Yep. That’s me, too. Even with safety precautions in place, I tend to worry about the accidents and unforeseens. I’ve always landed a little on the timid side of adventure, and though I would support a solo kayak ride, I would do it a bit uneasily.
I have a tendency toward what Lenore Skenazy, founder of Free Range Kids, calls “worst first” thinking, a trait I always thought I inherited from my mother and my grandmother, both renowned worriers, the sort that can jump to the worst conclusions in a lightning-fast hurry. But Lenore suggests “worst first” thinking and overly protective parents are also a cultural trend, heavily influenced by worry-inducing media coverage and TV crime shows that dramatize our worst fears. (Lenore famously let her 9-year-old ride the subway by himself in New York City, and earned the media title, “America’s Worst Mom.”)
The mission of Free Range Kids is simple: let’s treat kids as smart, competent, capable individuals who can do a whole lot of things on their own. Reject cultural fear and media worry, for an attitude that encourages our children to develop confidence and self-reliance through discovery and exploration. It’s time to step back a bit, Lenore says and let our kids walk to school by themselves, roam the neighborhood, and maybe even learn to kayak.
Do you encourage adventurous situations with your children or tend toward a more protective approach? Do you notice a wide range in the definition of “dangerous” among parents today? What’s the most independent thing you’ve allowed/encouraged your child to do?

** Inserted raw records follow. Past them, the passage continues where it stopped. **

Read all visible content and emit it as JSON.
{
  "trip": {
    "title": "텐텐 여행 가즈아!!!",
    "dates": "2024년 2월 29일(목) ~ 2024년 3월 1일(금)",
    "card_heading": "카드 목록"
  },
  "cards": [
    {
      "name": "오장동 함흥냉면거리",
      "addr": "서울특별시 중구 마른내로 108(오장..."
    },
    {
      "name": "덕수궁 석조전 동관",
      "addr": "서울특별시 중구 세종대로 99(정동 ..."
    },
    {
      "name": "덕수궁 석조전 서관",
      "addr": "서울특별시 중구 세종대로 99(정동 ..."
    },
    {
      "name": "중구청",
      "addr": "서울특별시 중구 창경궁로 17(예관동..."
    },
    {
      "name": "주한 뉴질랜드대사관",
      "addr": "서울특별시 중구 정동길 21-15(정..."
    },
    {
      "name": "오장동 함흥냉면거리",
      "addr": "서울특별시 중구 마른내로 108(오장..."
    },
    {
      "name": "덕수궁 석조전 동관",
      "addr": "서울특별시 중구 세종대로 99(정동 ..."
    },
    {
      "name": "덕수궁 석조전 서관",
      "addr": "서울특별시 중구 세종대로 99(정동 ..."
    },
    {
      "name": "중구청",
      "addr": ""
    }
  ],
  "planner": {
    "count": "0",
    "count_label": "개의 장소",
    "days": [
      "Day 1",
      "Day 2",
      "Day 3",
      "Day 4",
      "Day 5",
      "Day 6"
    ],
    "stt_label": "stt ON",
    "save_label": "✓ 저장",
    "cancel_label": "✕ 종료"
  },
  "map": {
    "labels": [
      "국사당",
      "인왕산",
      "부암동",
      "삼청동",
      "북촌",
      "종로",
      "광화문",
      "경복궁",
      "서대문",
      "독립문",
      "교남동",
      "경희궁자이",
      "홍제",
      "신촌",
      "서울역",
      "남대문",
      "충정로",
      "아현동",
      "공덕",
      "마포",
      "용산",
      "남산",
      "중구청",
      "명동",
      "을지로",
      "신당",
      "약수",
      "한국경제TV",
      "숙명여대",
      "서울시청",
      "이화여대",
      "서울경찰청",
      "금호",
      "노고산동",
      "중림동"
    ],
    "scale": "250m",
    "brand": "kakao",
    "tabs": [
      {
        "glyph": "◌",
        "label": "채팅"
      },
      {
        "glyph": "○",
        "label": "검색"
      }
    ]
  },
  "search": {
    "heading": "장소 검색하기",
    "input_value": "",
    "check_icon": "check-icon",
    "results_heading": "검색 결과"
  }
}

P.S. — Fears of crimes against our children may drive many of our decisions about what we allow our children to do, even though our perceptions are based more on media coverage than reality. I was fascinated to learn that crime rates in the U.S. have steadily fallen since the 1990s and are currently as low as they were in the 1970s, a time when most children enjoyed significantly more freedom that modern kids.
Also, another of our discussions on over-protective parenting can be read here.